- _DIRECTIONS_
Once the pictures have been removed, repeat the remainder of the records exactly.

- _RECORDS PROVIDED_
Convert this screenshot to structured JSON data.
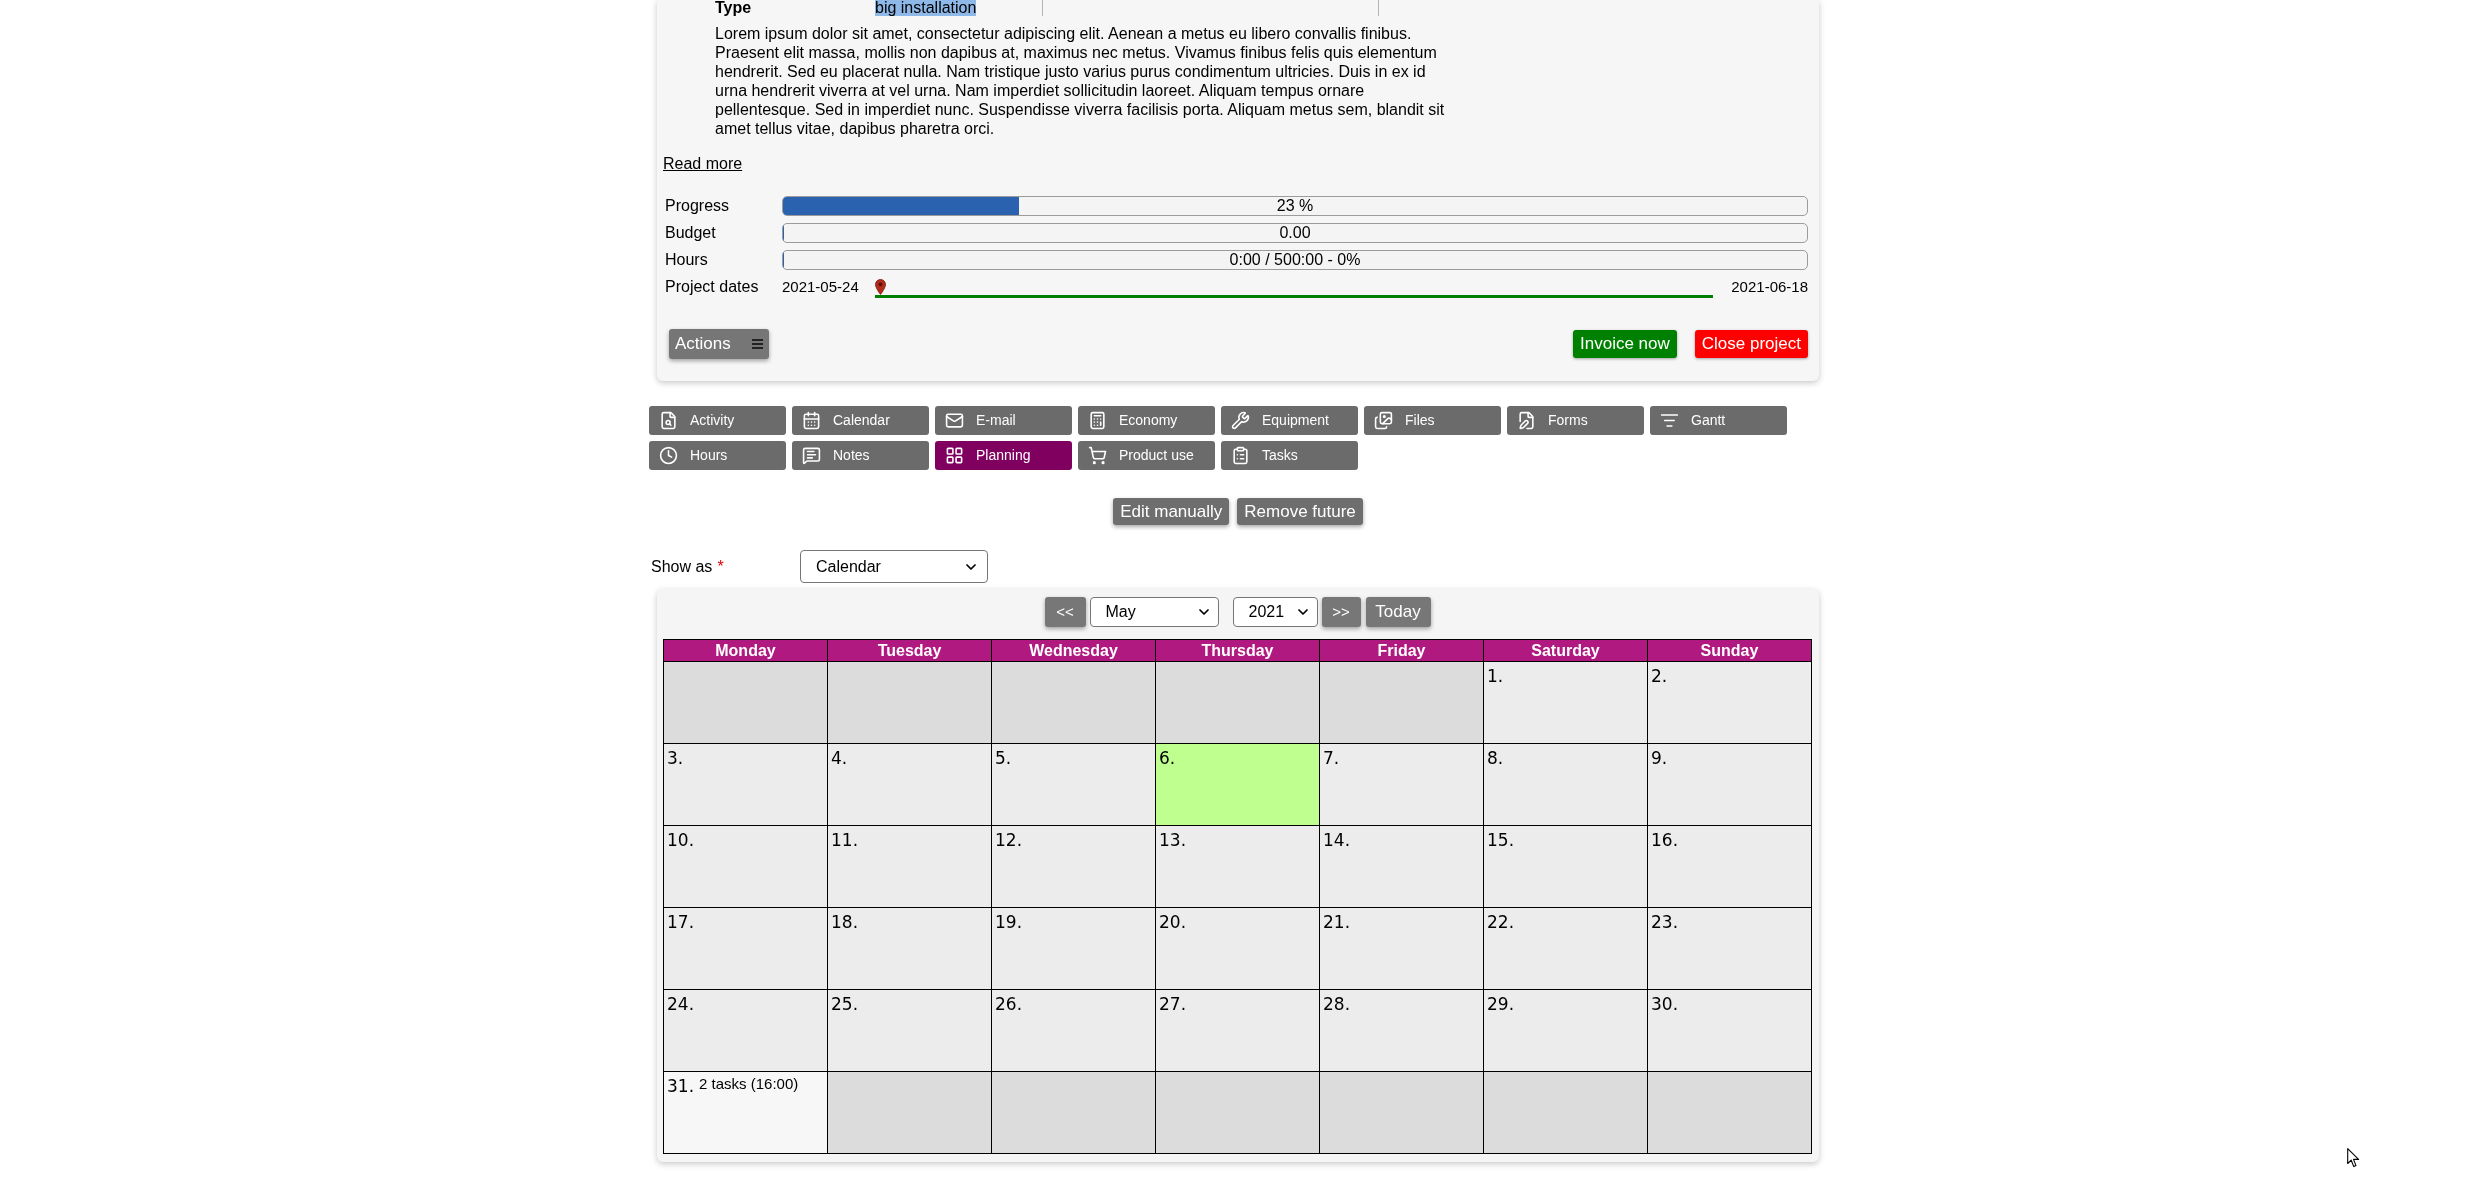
{
  "project": {
    "type_label": "Type",
    "type": {
      "value": "big installation",
      "highlighted": true
    },
    "description": "Lorem ipsum dolor sit amet, consectetur adipiscing elit. Aenean a metus eu libero convallis finibus. Praesent elit massa, mollis non dapibus at, maximus nec metus. Vivamus finibus felis quis elementum hendrerit. Sed eu placerat nulla. Nam tristique justo varius purus condimentum ultricies. Duis in ex id urna hendrerit viverra at vel urna. Nam imperdiet sollicitudin laoreet. Aliquam tempus ornare pellentesque. Sed in imperdiet nunc. Suspendisse viverra facilisis porta. Aliquam metus sem, blandit sit amet tellus vitae, dapibus pharetra orci.",
    "read_more": "Read more",
    "metrics": [
      {
        "label": "Progress",
        "level": 0.23,
        "reading": "23 %"
      },
      {
        "label": "Budget",
        "level": 0,
        "reading": "0.00"
      },
      {
        "label": "Hours",
        "level": 0,
        "reading": "0:00 / 500:00 - 0%"
      }
    ],
    "dates": {
      "label": "Project dates",
      "start": "2021-05-24",
      "end": "2021-06-18"
    },
    "actions": {
      "label": "Actions"
    },
    "buttons": [
      {
        "label": "Invoice now",
        "kind": "invoice"
      },
      {
        "label": "Close project",
        "kind": "close"
      }
    ]
  },
  "tabs": [
    {
      "label": "Activity",
      "selected": false
    },
    {
      "label": "Calendar",
      "selected": false
    },
    {
      "label": "E-mail",
      "selected": false
    },
    {
      "label": "Economy",
      "selected": false
    },
    {
      "label": "Equipment",
      "selected": false
    },
    {
      "label": "Files",
      "selected": false
    },
    {
      "label": "Forms",
      "selected": false
    },
    {
      "label": "Gantt",
      "selected": false
    },
    {
      "label": "Hours",
      "selected": false
    },
    {
      "label": "Notes",
      "selected": false
    },
    {
      "label": "Planning",
      "selected": true
    },
    {
      "label": "Product use",
      "selected": false
    },
    {
      "label": "Tasks",
      "selected": false
    }
  ],
  "planning_buttons": [
    "Edit manually",
    "Remove future"
  ],
  "show_as": {
    "label": "Show as",
    "required_mark": "*",
    "value": "Calendar"
  },
  "calendar": {
    "nav": {
      "prev": "<<",
      "month": "May",
      "year": "2021",
      "next": ">>",
      "today": "Today"
    },
    "weekdays": [
      "Monday",
      "Tuesday",
      "Wednesday",
      "Thursday",
      "Friday",
      "Saturday",
      "Sunday"
    ],
    "weeks": [
      {
        "days": [
          {
            "in_month": false,
            "today": false
          },
          {
            "in_month": false,
            "today": false
          },
          {
            "in_month": false,
            "today": false
          },
          {
            "in_month": false,
            "today": false
          },
          {
            "in_month": false,
            "today": false
          },
          {
            "day": "1.",
            "in_month": true,
            "today": false
          },
          {
            "day": "2.",
            "in_month": true,
            "today": false
          }
        ]
      },
      {
        "days": [
          {
            "day": "3.",
            "in_month": true,
            "today": false
          },
          {
            "day": "4.",
            "in_month": true,
            "today": false
          },
          {
            "day": "5.",
            "in_month": true,
            "today": false
          },
          {
            "day": "6.",
            "in_month": true,
            "today": true
          },
          {
            "day": "7.",
            "in_month": true,
            "today": false
          },
          {
            "day": "8.",
            "in_month": true,
            "today": false
          },
          {
            "day": "9.",
            "in_month": true,
            "today": false
          }
        ]
      },
      {
        "days": [
          {
            "day": "10.",
            "in_month": true,
            "today": false
          },
          {
            "day": "11.",
            "in_month": true,
            "today": false
          },
          {
            "day": "12.",
            "in_month": true,
            "today": false
          },
          {
            "day": "13.",
            "in_month": true,
            "today": false
          },
          {
            "day": "14.",
            "in_month": true,
            "today": false
          },
          {
            "day": "15.",
            "in_month": true,
            "today": false
          },
          {
            "day": "16.",
            "in_month": true,
            "today": false
          }
        ]
      },
      {
        "days": [
          {
            "day": "17.",
            "in_month": true,
            "today": false
          },
          {
            "day": "18.",
            "in_month": true,
            "today": false
          },
          {
            "day": "19.",
            "in_month": true,
            "today": false
          },
          {
            "day": "20.",
            "in_month": true,
            "today": false
          },
          {
            "day": "21.",
            "in_month": true,
            "today": false
          },
          {
            "day": "22.",
            "in_month": true,
            "today": false
          },
          {
            "day": "23.",
            "in_month": true,
            "today": false
          }
        ]
      },
      {
        "days": [
          {
            "day": "24.",
            "in_month": true,
            "today": false
          },
          {
            "day": "25.",
            "in_month": true,
            "today": false
          },
          {
            "day": "26.",
            "in_month": true,
            "today": false
          },
          {
            "day": "27.",
            "in_month": true,
            "today": false
          },
          {
            "day": "28.",
            "in_month": true,
            "today": false
          },
          {
            "day": "29.",
            "in_month": true,
            "today": false
          },
          {
            "day": "30.",
            "in_month": true,
            "today": false
          }
        ]
      },
      {
        "days": [
          {
            "day": "31.",
            "in_month": true,
            "today": false,
            "tasks": "2 tasks (16:00)"
          },
          {
            "in_month": false,
            "today": false
          },
          {
            "in_month": false,
            "today": false
          },
          {
            "in_month": false,
            "today": false
          },
          {
            "in_month": false,
            "today": false
          },
          {
            "in_month": false,
            "today": false
          },
          {
            "in_month": false,
            "today": false
          }
        ]
      }
    ]
  }
}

- _EXERCISE RESPONSE_
Convert this screenshot to structured JSON data.
{
  "project": {
    "type_label": "Type",
    "type": {
      "value": "big installation",
      "highlighted": true
    },
    "description": "Lorem ipsum dolor sit amet, consectetur adipiscing elit. Aenean a metus eu libero convallis finibus. Praesent elit massa, mollis non dapibus at, maximus nec metus. Vivamus finibus felis quis elementum hendrerit. Sed eu placerat nulla. Nam tristique justo varius purus condimentum ultricies. Duis in ex id urna hendrerit viverra at vel urna. Nam imperdiet sollicitudin laoreet. Aliquam tempus ornare pellentesque. Sed in imperdiet nunc. Suspendisse viverra facilisis porta. Aliquam metus sem, blandit sit amet tellus vitae, dapibus pharetra orci.",
    "read_more": "Read more",
    "metrics": [
      {
        "label": "Progress",
        "level": 0.23,
        "reading": "23 %"
      },
      {
        "label": "Budget",
        "level": 0,
        "reading": "0.00"
      },
      {
        "label": "Hours",
        "level": 0,
        "reading": "0:00 / 500:00 - 0%"
      }
    ],
    "dates": {
      "label": "Project dates",
      "start": "2021-05-24",
      "end": "2021-06-18"
    },
    "actions": {
      "label": "Actions"
    },
    "buttons": [
      {
        "label": "Invoice now",
        "kind": "invoice"
      },
      {
        "label": "Close project",
        "kind": "close"
      }
    ]
  },
  "tabs": [
    {
      "label": "Activity",
      "selected": false
    },
    {
      "label": "Calendar",
      "selected": false
    },
    {
      "label": "E-mail",
      "selected": false
    },
    {
      "label": "Economy",
      "selected": false
    },
    {
      "label": "Equipment",
      "selected": false
    },
    {
      "label": "Files",
      "selected": false
    },
    {
      "label": "Forms",
      "selected": false
    },
    {
      "label": "Gantt",
      "selected": false
    },
    {
      "label": "Hours",
      "selected": false
    },
    {
      "label": "Notes",
      "selected": false
    },
    {
      "label": "Planning",
      "selected": true
    },
    {
      "label": "Product use",
      "selected": false
    },
    {
      "label": "Tasks",
      "selected": false
    }
  ],
  "planning_buttons": [
    "Edit manually",
    "Remove future"
  ],
  "show_as": {
    "label": "Show as",
    "required_mark": "*",
    "value": "Calendar"
  },
  "calendar": {
    "nav": {
      "prev": "<<",
      "month": "May",
      "year": "2021",
      "next": ">>",
      "today": "Today"
    },
    "weekdays": [
      "Monday",
      "Tuesday",
      "Wednesday",
      "Thursday",
      "Friday",
      "Saturday",
      "Sunday"
    ],
    "weeks": [
      {
        "days": [
          {
            "in_month": false,
            "today": false
          },
          {
            "in_month": false,
            "today": false
          },
          {
            "in_month": false,
            "today": false
          },
          {
            "in_month": false,
            "today": false
          },
          {
            "in_month": false,
            "today": false
          },
          {
            "day": "1.",
            "in_month": true,
            "today": false
          },
          {
            "day": "2.",
            "in_month": true,
            "today": false
          }
        ]
      },
      {
        "days": [
          {
            "day": "3.",
            "in_month": true,
            "today": false
          },
          {
            "day": "4.",
            "in_month": true,
            "today": false
          },
          {
            "day": "5.",
            "in_month": true,
            "today": false
          },
          {
            "day": "6.",
            "in_month": true,
            "today": true
          },
          {
            "day": "7.",
            "in_month": true,
            "today": false
          },
          {
            "day": "8.",
            "in_month": true,
            "today": false
          },
          {
            "day": "9.",
            "in_month": true,
            "today": false
          }
        ]
      },
      {
        "days": [
          {
            "day": "10.",
            "in_month": true,
            "today": false
          },
          {
            "day": "11.",
            "in_month": true,
            "today": false
          },
          {
            "day": "12.",
            "in_month": true,
            "today": false
          },
          {
            "day": "13.",
            "in_month": true,
            "today": false
          },
          {
            "day": "14.",
            "in_month": true,
            "today": false
          },
          {
            "day": "15.",
            "in_month": true,
            "today": false
          },
          {
            "day": "16.",
            "in_month": true,
            "today": false
          }
        ]
      },
      {
        "days": [
          {
            "day": "17.",
            "in_month": true,
            "today": false
          },
          {
            "day": "18.",
            "in_month": true,
            "today": false
          },
          {
            "day": "19.",
            "in_month": true,
            "today": false
          },
          {
            "day": "20.",
            "in_month": true,
            "today": false
          },
          {
            "day": "21.",
            "in_month": true,
            "today": false
          },
          {
            "day": "22.",
            "in_month": true,
            "today": false
          },
          {
            "day": "23.",
            "in_month": true,
            "today": false
          }
        ]
      },
      {
        "days": [
          {
            "day": "24.",
            "in_month": true,
            "today": false
          },
          {
            "day": "25.",
            "in_month": true,
            "today": false
          },
          {
            "day": "26.",
            "in_month": true,
            "today": false
          },
          {
            "day": "27.",
            "in_month": true,
            "today": false
          },
          {
            "day": "28.",
            "in_month": true,
            "today": false
          },
          {
            "day": "29.",
            "in_month": true,
            "today": false
          },
          {
            "day": "30.",
            "in_month": true,
            "today": false
          }
        ]
      },
      {
        "days": [
          {
            "day": "31.",
            "in_month": true,
            "today": false,
            "tasks": "2 tasks (16:00)"
          },
          {
            "in_month": false,
            "today": false
          },
          {
            "in_month": false,
            "today": false
          },
          {
            "in_month": false,
            "today": false
          },
          {
            "in_month": false,
            "today": false
          },
          {
            "in_month": false,
            "today": false
          },
          {
            "in_month": false,
            "today": false
          }
        ]
      }
    ]
  }
}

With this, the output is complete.